== Segment start ==

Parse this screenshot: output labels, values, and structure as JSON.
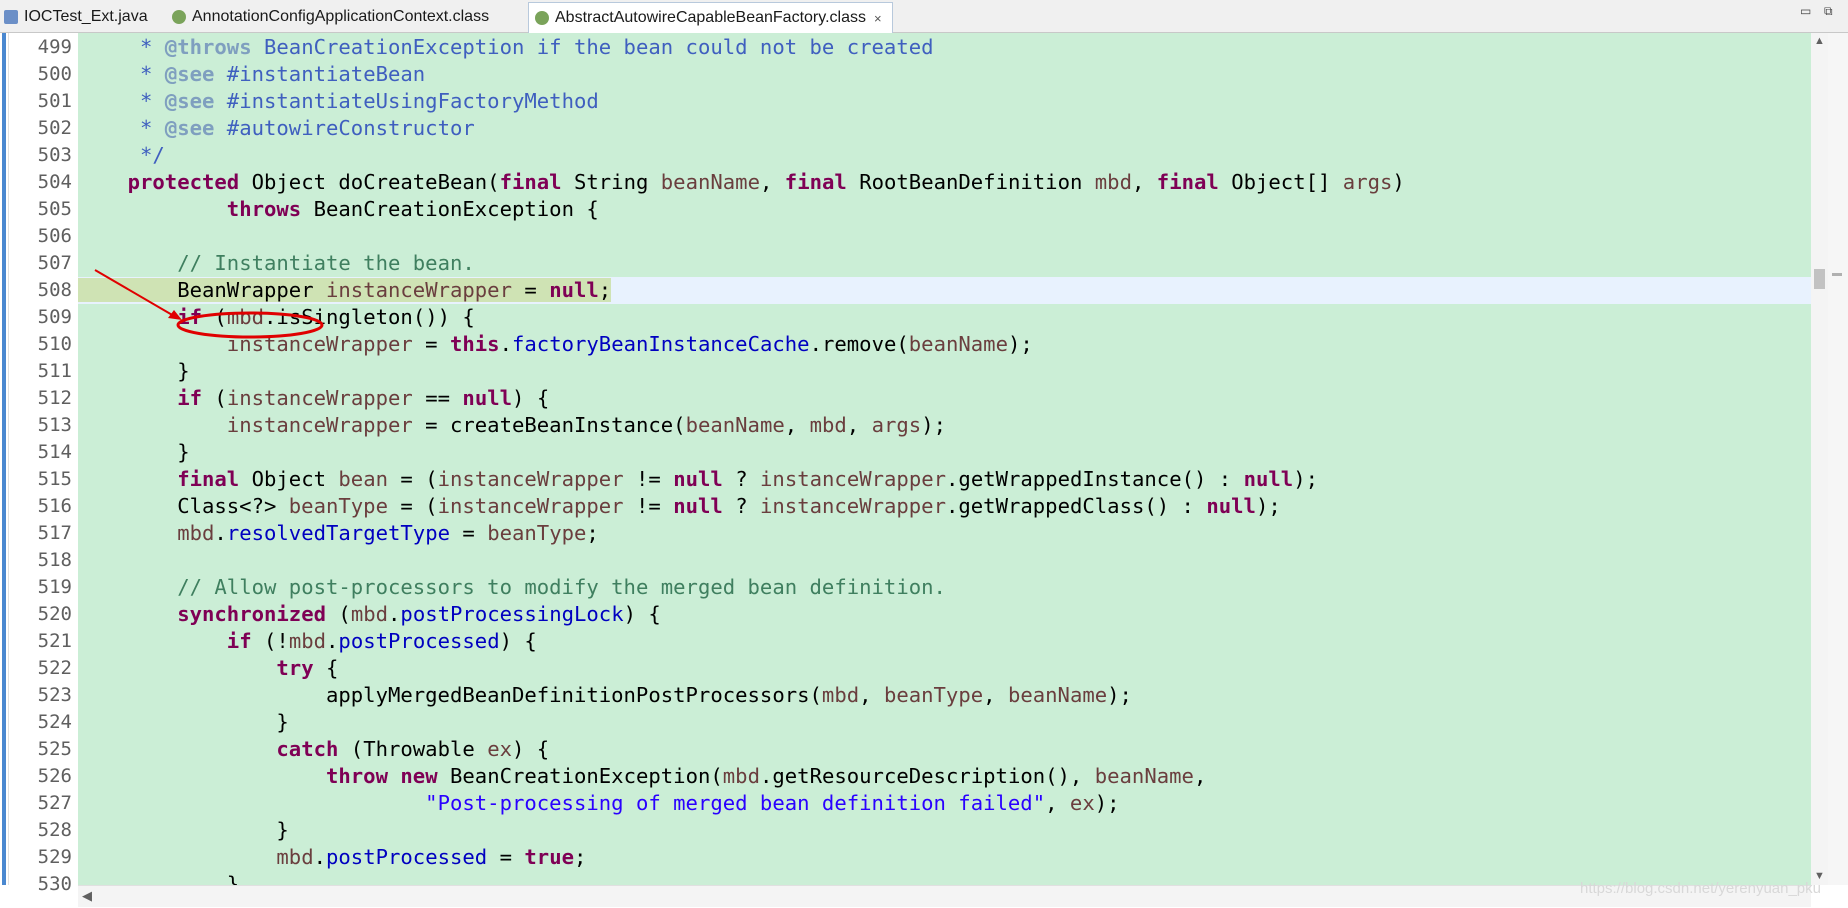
{
  "tabs": [
    {
      "label": "IOCTest_Ext.java",
      "icon": "java-file-icon"
    },
    {
      "label": "AnnotationConfigApplicationContext.class",
      "icon": "class-file-icon"
    },
    {
      "label": "AbstractAutowireCapableBeanFactory.class",
      "icon": "class-file-icon",
      "active": true,
      "close": "×"
    }
  ],
  "window_controls": {
    "minimize": "▭",
    "restore": "⧉"
  },
  "colors": {
    "keyword": "#7f0055",
    "comment": "#3f7f5f",
    "javadoc": "#3f5fbf",
    "javadoc_tag": "#7f9fbf",
    "field": "#0000c0",
    "local_variable": "#6a3e3e",
    "string": "#2a00ff",
    "editor_background": "#cbeed6",
    "annotation_red": "#e00000"
  },
  "line_numbers": [
    "499",
    "500",
    "501",
    "502",
    "503",
    "504",
    "505",
    "506",
    "507",
    "508",
    "509",
    "510",
    "511",
    "512",
    "513",
    "514",
    "515",
    "516",
    "517",
    "518",
    "519",
    "520",
    "521",
    "522",
    "523",
    "524",
    "525",
    "526",
    "527",
    "528",
    "529",
    "530"
  ],
  "code": {
    "l499": [
      "     * ",
      "@throws",
      " BeanCreationException if the bean could not be created"
    ],
    "l500": [
      "     * ",
      "@see",
      " #instantiateBean"
    ],
    "l501": [
      "     * ",
      "@see",
      " #instantiateUsingFactoryMethod"
    ],
    "l502": [
      "     * ",
      "@see",
      " #autowireConstructor"
    ],
    "l503": [
      "     */"
    ],
    "l504": [
      "    ",
      "protected",
      " Object doCreateBean(",
      "final",
      " String ",
      "beanName",
      ", ",
      "final",
      " RootBeanDefinition ",
      "mbd",
      ", ",
      "final",
      " Object[] ",
      "args",
      ")"
    ],
    "l505": [
      "            ",
      "throws",
      " BeanCreationException {"
    ],
    "l506": [
      ""
    ],
    "l507": [
      "        ",
      "// Instantiate the bean."
    ],
    "l508": [
      "        ",
      "BeanWrapper",
      " ",
      "instanceWrapper",
      " = ",
      "null",
      ";"
    ],
    "l509": [
      "        ",
      "if",
      " (",
      "mbd",
      ".isSingleton()) {"
    ],
    "l510": [
      "            ",
      "instanceWrapper",
      " = ",
      "this",
      ".",
      "factoryBeanInstanceCache",
      ".remove(",
      "beanName",
      ");"
    ],
    "l511": [
      "        }"
    ],
    "l512": [
      "        ",
      "if",
      " (",
      "instanceWrapper",
      " == ",
      "null",
      ") {"
    ],
    "l513": [
      "            ",
      "instanceWrapper",
      " = createBeanInstance(",
      "beanName",
      ", ",
      "mbd",
      ", ",
      "args",
      ");"
    ],
    "l514": [
      "        }"
    ],
    "l515": [
      "        ",
      "final",
      " Object ",
      "bean",
      " = (",
      "instanceWrapper",
      " != ",
      "null",
      " ? ",
      "instanceWrapper",
      ".getWrappedInstance() : ",
      "null",
      ");"
    ],
    "l516": [
      "        Class<?> ",
      "beanType",
      " = (",
      "instanceWrapper",
      " != ",
      "null",
      " ? ",
      "instanceWrapper",
      ".getWrappedClass() : ",
      "null",
      ");"
    ],
    "l517": [
      "        ",
      "mbd",
      ".",
      "resolvedTargetType",
      " = ",
      "beanType",
      ";"
    ],
    "l518": [
      ""
    ],
    "l519": [
      "        ",
      "// Allow post-processors to modify the merged bean definition."
    ],
    "l520": [
      "        ",
      "synchronized",
      " (",
      "mbd",
      ".",
      "postProcessingLock",
      ") {"
    ],
    "l521": [
      "            ",
      "if",
      " (!",
      "mbd",
      ".",
      "postProcessed",
      ") {"
    ],
    "l522": [
      "                ",
      "try",
      " {"
    ],
    "l523": [
      "                    applyMergedBeanDefinitionPostProcessors(",
      "mbd",
      ", ",
      "beanType",
      ", ",
      "beanName",
      ");"
    ],
    "l524": [
      "                }"
    ],
    "l525": [
      "                ",
      "catch",
      " (Throwable ",
      "ex",
      ") {"
    ],
    "l526": [
      "                    ",
      "throw",
      " ",
      "new",
      " BeanCreationException(",
      "mbd",
      ".getResourceDescription(), ",
      "beanName",
      ","
    ],
    "l527": [
      "                            ",
      "\"Post-processing of merged bean definition failed\"",
      ", ",
      "ex",
      ");"
    ],
    "l528": [
      "                }"
    ],
    "l529": [
      "                ",
      "mbd",
      ".",
      "postProcessed",
      " = ",
      "true",
      ";"
    ],
    "l530": [
      "            }"
    ]
  },
  "watermark": "https://blog.csdn.net/yerenyuan_pku"
}
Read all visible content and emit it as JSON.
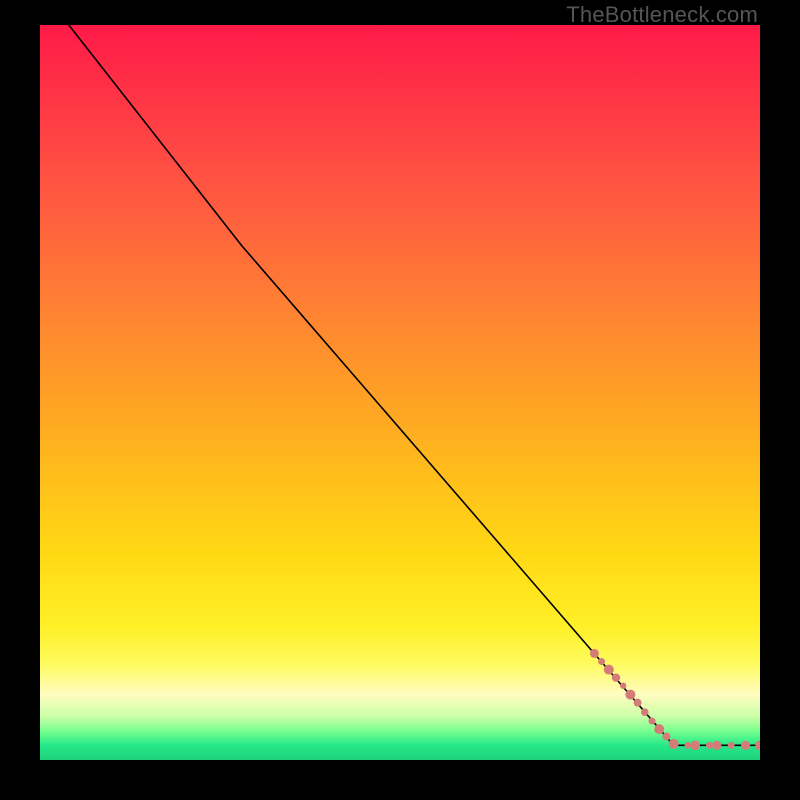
{
  "watermark": "TheBottleneck.com",
  "chart_data": {
    "type": "line",
    "title": "",
    "xlabel": "",
    "ylabel": "",
    "xlim": [
      0,
      100
    ],
    "ylim": [
      0,
      100
    ],
    "grid": false,
    "legend": false,
    "series": [
      {
        "name": "curve",
        "x": [
          4,
          28,
          88,
          100
        ],
        "y": [
          100,
          70,
          2,
          2
        ],
        "stroke": "#000000",
        "stroke_width": 1.6
      }
    ],
    "markers": {
      "name": "end-markers",
      "color": "#d47c78",
      "points": [
        {
          "x": 77,
          "y": 14.5,
          "r": 4.5
        },
        {
          "x": 78,
          "y": 13.4,
          "r": 3.5
        },
        {
          "x": 79,
          "y": 12.3,
          "r": 5.0
        },
        {
          "x": 80,
          "y": 11.2,
          "r": 4.2
        },
        {
          "x": 81,
          "y": 10.1,
          "r": 3.2
        },
        {
          "x": 82,
          "y": 8.9,
          "r": 5.0
        },
        {
          "x": 83,
          "y": 7.8,
          "r": 4.0
        },
        {
          "x": 84,
          "y": 6.5,
          "r": 3.8
        },
        {
          "x": 85,
          "y": 5.3,
          "r": 3.5
        },
        {
          "x": 86,
          "y": 4.2,
          "r": 5.0
        },
        {
          "x": 87,
          "y": 3.2,
          "r": 4.0
        },
        {
          "x": 88,
          "y": 2.2,
          "r": 5.0
        },
        {
          "x": 90,
          "y": 2.0,
          "r": 3.4
        },
        {
          "x": 91,
          "y": 2.0,
          "r": 4.8
        },
        {
          "x": 93,
          "y": 2.0,
          "r": 3.6
        },
        {
          "x": 94,
          "y": 2.0,
          "r": 4.6
        },
        {
          "x": 96,
          "y": 2.0,
          "r": 3.4
        },
        {
          "x": 98,
          "y": 2.0,
          "r": 4.6
        },
        {
          "x": 100,
          "y": 2.0,
          "r": 4.8
        }
      ]
    }
  }
}
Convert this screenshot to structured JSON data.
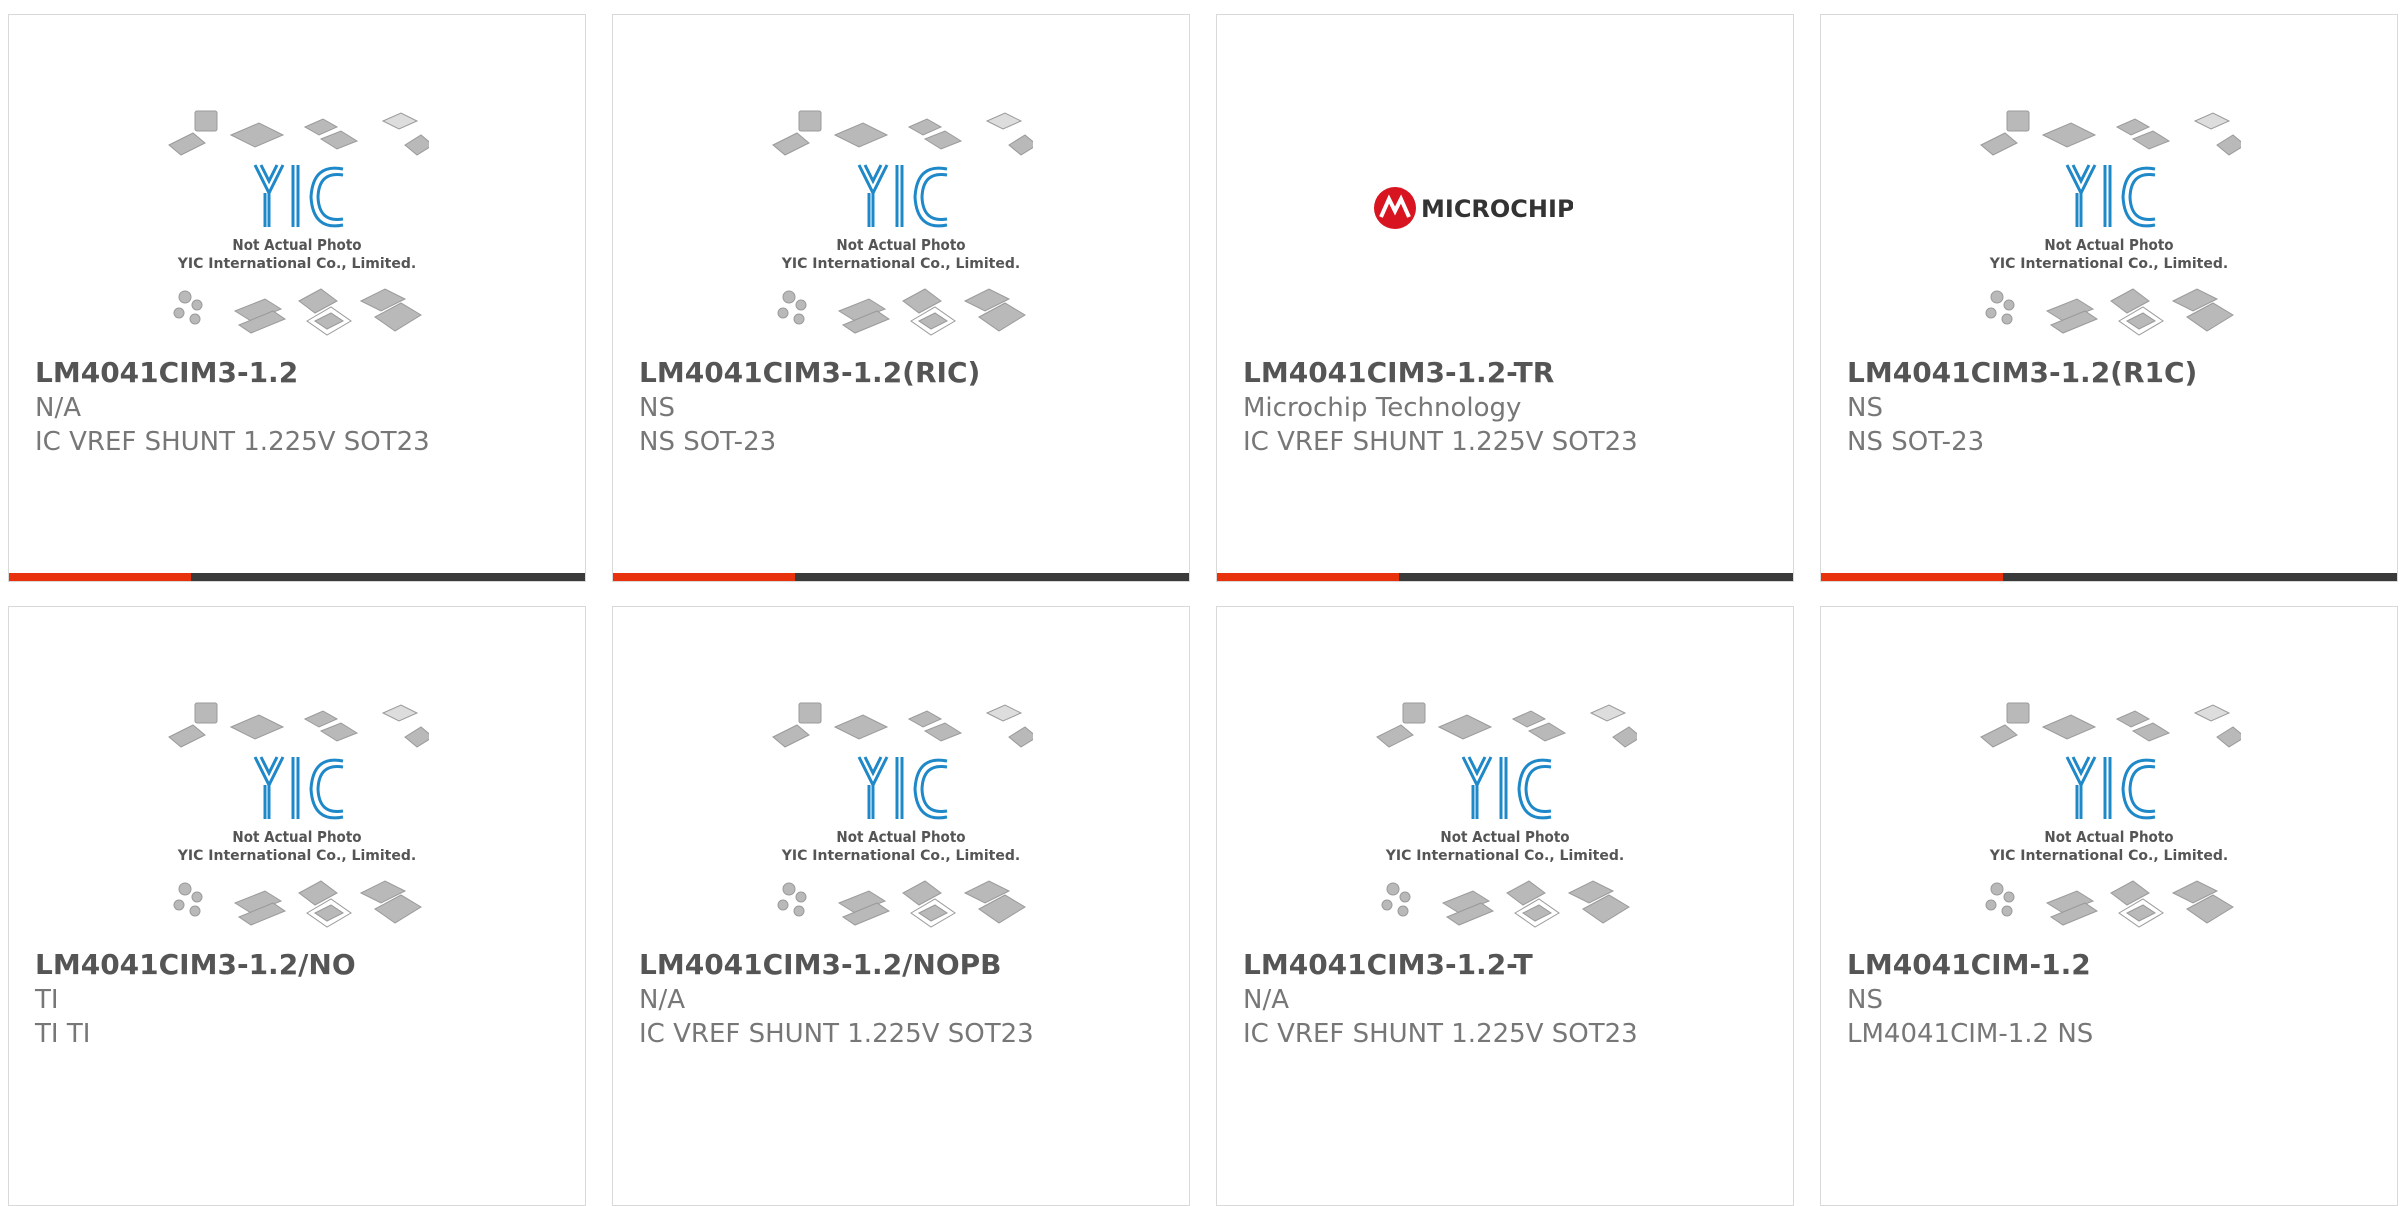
{
  "colors": {
    "accent": "#e8320e",
    "bar": "#3a3a3a",
    "yic_blue": "#1e88c8",
    "microchip_red": "#d7141f"
  },
  "placeholder": {
    "line1": "Not Actual Photo",
    "line2": "YIC International Co., Limited."
  },
  "microchip_logo": {
    "text": "Microchip"
  },
  "products": [
    {
      "part_number": "LM4041CIM3-1.2",
      "manufacturer": "N/A",
      "description": "IC VREF SHUNT 1.225V SOT23",
      "image": "yic"
    },
    {
      "part_number": "LM4041CIM3-1.2(RIC)",
      "manufacturer": "NS",
      "description": "NS SOT-23",
      "image": "yic"
    },
    {
      "part_number": "LM4041CIM3-1.2-TR",
      "manufacturer": "Microchip Technology",
      "description": "IC VREF SHUNT 1.225V SOT23",
      "image": "microchip"
    },
    {
      "part_number": "LM4041CIM3-1.2(R1C)",
      "manufacturer": "NS",
      "description": "NS SOT-23",
      "image": "yic"
    },
    {
      "part_number": "LM4041CIM3-1.2/NO",
      "manufacturer": "TI",
      "description": "TI TI",
      "image": "yic"
    },
    {
      "part_number": "LM4041CIM3-1.2/NOPB",
      "manufacturer": "N/A",
      "description": "IC VREF SHUNT 1.225V SOT23",
      "image": "yic"
    },
    {
      "part_number": "LM4041CIM3-1.2-T",
      "manufacturer": "N/A",
      "description": "IC VREF SHUNT 1.225V SOT23",
      "image": "yic"
    },
    {
      "part_number": "LM4041CIM-1.2",
      "manufacturer": "NS",
      "description": "LM4041CIM-1.2 NS",
      "image": "yic"
    }
  ]
}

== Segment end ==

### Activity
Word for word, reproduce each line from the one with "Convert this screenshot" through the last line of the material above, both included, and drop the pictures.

### Exercise answer
Convert this screenshot to structured JSON data.
{
  "colors": {
    "accent": "#e8320e",
    "bar": "#3a3a3a",
    "yic_blue": "#1e88c8",
    "microchip_red": "#d7141f"
  },
  "placeholder": {
    "line1": "Not Actual Photo",
    "line2": "YIC International Co., Limited."
  },
  "microchip_logo": {
    "text": "Microchip"
  },
  "products": [
    {
      "part_number": "LM4041CIM3-1.2",
      "manufacturer": "N/A",
      "description": "IC VREF SHUNT 1.225V SOT23",
      "image": "yic"
    },
    {
      "part_number": "LM4041CIM3-1.2(RIC)",
      "manufacturer": "NS",
      "description": "NS SOT-23",
      "image": "yic"
    },
    {
      "part_number": "LM4041CIM3-1.2-TR",
      "manufacturer": "Microchip Technology",
      "description": "IC VREF SHUNT 1.225V SOT23",
      "image": "microchip"
    },
    {
      "part_number": "LM4041CIM3-1.2(R1C)",
      "manufacturer": "NS",
      "description": "NS SOT-23",
      "image": "yic"
    },
    {
      "part_number": "LM4041CIM3-1.2/NO",
      "manufacturer": "TI",
      "description": "TI TI",
      "image": "yic"
    },
    {
      "part_number": "LM4041CIM3-1.2/NOPB",
      "manufacturer": "N/A",
      "description": "IC VREF SHUNT 1.225V SOT23",
      "image": "yic"
    },
    {
      "part_number": "LM4041CIM3-1.2-T",
      "manufacturer": "N/A",
      "description": "IC VREF SHUNT 1.225V SOT23",
      "image": "yic"
    },
    {
      "part_number": "LM4041CIM-1.2",
      "manufacturer": "NS",
      "description": "LM4041CIM-1.2 NS",
      "image": "yic"
    }
  ]
}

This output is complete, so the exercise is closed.